The Twins Turn Two on the 27th!
We celebrated with a special celebration with all of their friends at Great Play in Cherry Creek over the weekend. Maxwell and Riley were dressed as cowboys with matching vests, boots and sparkly hats.
Last year, I spent months planning every detail of the twin’s first birthday. I was so excited that the party got a little out of control! We had over 100 guests, a face painter, balloon artist and a dessert bar with 15 different desserts. The dessert bar was so successful that we had a subsequent ant infestation.
One of my favorite moments of any 1st birthday is a smash cake. For Maxwell, the smash cake represented all of my fear, anxiety and heartache.
Maxwell could not use his hands. He had never touched my face or reached for a toy. I knew he would not indulge in the smash cake and I didn’t want people to notice or ask questions. Mark and I knew something was very wrong with Maxwell but we had no idea what to even tell people because we didn’t have a diagnosis. I couldn’t physically talk about it without bursting into tears.
As the days led up to the party, we considered cancelling to avoid the situation entire. We ultimately decided that Maxwell and Riley’s 1st birthday was a celebration of their beautiful lives and the immense joy they bring us daily. We refused to let fear overshadow a special day for these little babies.
Today is bittersweet. I reflect on the past year and truthfully, it has been very hard and mostly a blur. We heard the term SLC6A1 for the first time, followed scientists all over the world, organized a scientific symposium, started fundraising and pulled more all-nighters than all of college combined. On the home front, Maxwell has endured 10 therapy sessions a week – physical, occupation, speech, horse, swim, etc. Riley has maintained her joyous tenacity for life. It has been very difficult to balance becoming an honorary molecular biologist, chief fundraiser, running a patient organization and trying to be the best mother in the world. Our family has more perspective now than I ever could have imagined. I regularly wonder why my former life, career, relationships, etc; once stressed me out. We have cut out the noise entirely.

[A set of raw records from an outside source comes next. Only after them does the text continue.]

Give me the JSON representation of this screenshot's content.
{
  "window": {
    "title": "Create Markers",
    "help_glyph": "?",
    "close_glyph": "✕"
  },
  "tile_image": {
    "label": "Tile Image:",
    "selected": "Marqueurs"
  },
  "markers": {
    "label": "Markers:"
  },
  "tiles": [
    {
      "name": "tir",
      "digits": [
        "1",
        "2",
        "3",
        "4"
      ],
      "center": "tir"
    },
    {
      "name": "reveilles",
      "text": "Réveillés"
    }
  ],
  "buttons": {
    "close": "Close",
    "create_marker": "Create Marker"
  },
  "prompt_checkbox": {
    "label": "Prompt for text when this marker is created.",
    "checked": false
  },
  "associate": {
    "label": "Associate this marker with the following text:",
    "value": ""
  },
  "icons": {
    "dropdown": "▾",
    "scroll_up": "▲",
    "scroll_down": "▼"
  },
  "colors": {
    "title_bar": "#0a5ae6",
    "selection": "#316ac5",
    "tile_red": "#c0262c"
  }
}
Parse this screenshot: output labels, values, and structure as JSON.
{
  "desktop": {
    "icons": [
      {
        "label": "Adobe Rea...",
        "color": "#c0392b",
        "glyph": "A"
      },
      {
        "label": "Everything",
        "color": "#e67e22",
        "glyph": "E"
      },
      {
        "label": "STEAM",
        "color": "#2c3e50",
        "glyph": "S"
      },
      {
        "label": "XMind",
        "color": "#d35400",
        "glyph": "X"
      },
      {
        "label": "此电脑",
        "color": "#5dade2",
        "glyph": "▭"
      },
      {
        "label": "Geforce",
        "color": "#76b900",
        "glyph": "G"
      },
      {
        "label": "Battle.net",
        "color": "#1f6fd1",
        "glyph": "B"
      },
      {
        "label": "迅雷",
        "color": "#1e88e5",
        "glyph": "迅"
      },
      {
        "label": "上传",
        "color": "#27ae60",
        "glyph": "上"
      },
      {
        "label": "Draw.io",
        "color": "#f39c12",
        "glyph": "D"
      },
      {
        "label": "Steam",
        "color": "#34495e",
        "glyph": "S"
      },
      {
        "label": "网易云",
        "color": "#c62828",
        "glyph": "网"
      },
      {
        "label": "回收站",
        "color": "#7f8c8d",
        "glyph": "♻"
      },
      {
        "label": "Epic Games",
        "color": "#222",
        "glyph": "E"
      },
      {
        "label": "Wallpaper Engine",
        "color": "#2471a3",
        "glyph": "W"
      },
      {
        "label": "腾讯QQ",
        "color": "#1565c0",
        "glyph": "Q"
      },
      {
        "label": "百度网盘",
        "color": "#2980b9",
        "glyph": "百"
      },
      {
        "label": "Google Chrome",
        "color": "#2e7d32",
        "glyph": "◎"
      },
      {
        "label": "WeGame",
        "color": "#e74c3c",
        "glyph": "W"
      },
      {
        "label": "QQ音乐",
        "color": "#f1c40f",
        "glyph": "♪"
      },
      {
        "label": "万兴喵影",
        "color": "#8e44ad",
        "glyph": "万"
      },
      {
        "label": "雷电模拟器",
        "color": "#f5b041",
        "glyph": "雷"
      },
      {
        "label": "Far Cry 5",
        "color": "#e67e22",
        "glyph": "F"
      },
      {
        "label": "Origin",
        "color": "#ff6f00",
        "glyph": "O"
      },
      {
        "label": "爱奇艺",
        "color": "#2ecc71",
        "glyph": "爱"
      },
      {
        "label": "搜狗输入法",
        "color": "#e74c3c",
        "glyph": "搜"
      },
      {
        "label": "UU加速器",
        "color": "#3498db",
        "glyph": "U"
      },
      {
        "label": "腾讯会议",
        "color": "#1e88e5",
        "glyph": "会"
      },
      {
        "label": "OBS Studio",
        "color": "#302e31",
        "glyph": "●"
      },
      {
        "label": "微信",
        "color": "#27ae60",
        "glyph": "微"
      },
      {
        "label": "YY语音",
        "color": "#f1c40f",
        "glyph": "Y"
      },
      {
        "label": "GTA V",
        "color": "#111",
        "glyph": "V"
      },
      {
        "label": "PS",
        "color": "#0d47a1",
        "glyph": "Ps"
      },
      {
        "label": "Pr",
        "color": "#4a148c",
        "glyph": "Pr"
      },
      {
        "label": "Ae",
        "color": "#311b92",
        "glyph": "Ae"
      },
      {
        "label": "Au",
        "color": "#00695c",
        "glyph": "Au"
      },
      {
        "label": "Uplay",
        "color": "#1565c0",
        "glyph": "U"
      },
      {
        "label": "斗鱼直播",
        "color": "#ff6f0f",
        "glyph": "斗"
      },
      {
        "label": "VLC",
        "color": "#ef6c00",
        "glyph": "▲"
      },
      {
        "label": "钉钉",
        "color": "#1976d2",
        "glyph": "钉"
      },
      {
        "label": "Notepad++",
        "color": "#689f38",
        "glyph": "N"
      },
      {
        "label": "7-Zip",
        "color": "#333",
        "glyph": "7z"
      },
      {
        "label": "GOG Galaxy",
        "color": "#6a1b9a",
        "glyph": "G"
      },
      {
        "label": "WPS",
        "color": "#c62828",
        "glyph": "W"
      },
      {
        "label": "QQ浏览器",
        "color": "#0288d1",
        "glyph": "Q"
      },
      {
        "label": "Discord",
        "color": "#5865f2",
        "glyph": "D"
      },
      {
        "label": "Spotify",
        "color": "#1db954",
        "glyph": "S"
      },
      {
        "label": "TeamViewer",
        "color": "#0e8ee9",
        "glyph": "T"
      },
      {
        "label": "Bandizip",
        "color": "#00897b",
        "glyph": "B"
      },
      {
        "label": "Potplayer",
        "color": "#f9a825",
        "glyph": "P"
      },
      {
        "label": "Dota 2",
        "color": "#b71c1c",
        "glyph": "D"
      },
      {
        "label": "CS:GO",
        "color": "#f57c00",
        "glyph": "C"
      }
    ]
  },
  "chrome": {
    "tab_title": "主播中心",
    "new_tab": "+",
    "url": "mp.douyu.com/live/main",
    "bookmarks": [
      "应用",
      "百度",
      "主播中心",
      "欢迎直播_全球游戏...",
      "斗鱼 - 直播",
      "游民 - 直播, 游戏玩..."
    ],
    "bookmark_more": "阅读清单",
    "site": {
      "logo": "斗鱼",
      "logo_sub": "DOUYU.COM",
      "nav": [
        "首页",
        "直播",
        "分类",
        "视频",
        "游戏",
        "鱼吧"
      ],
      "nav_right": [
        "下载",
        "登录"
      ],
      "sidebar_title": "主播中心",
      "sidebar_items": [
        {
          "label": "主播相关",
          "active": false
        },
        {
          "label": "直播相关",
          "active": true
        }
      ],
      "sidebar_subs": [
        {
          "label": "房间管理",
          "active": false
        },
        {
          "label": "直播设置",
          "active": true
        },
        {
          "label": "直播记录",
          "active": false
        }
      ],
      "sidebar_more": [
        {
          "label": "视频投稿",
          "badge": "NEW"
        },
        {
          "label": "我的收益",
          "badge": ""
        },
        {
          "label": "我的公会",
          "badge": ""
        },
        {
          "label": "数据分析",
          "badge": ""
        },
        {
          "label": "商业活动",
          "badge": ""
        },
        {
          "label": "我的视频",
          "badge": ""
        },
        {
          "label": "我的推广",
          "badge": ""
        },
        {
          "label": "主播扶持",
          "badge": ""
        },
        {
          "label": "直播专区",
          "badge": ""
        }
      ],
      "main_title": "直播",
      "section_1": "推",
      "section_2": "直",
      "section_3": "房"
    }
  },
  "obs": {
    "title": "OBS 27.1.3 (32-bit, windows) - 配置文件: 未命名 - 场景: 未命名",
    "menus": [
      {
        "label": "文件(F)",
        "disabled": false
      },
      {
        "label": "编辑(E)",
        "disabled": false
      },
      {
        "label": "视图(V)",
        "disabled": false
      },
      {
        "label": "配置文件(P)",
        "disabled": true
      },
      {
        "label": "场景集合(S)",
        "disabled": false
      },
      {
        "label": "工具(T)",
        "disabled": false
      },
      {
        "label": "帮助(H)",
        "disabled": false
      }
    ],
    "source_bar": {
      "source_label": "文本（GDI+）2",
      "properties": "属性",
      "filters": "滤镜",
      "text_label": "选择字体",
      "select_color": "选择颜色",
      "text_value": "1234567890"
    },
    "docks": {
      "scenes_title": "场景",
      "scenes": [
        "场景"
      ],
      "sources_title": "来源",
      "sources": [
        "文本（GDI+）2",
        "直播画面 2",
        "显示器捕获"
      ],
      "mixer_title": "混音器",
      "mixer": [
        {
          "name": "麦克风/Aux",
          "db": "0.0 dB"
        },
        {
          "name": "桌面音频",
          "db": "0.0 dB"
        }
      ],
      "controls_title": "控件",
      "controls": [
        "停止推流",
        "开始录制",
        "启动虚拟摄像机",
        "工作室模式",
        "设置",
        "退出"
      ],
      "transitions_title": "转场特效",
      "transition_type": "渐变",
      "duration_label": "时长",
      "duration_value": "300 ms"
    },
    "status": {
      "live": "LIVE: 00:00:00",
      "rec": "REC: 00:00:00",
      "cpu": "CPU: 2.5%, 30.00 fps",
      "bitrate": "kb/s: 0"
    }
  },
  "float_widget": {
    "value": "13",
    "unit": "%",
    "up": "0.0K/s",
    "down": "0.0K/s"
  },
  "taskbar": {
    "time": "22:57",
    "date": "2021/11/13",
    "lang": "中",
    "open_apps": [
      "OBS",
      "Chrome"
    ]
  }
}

The worst symptoms of SLC6A1 begin between the ages of 3 and 4 years. We still have a $750,000 funding gap. We are racing against time to raise money, advance the clinical trial and give Maxwell a shot at life. Birthdays are a reminder that time continues to march forward. I would be lying if I said I wasn’t terrified.
Like last year, we are trying our best not allow fear to overshadow the twin’s special day. SLC6A1 may not steal any birthday joy. I am so proud to be their mommy and honored that God entrusted them to us. There is nothing better in life than Maxwell & Riley.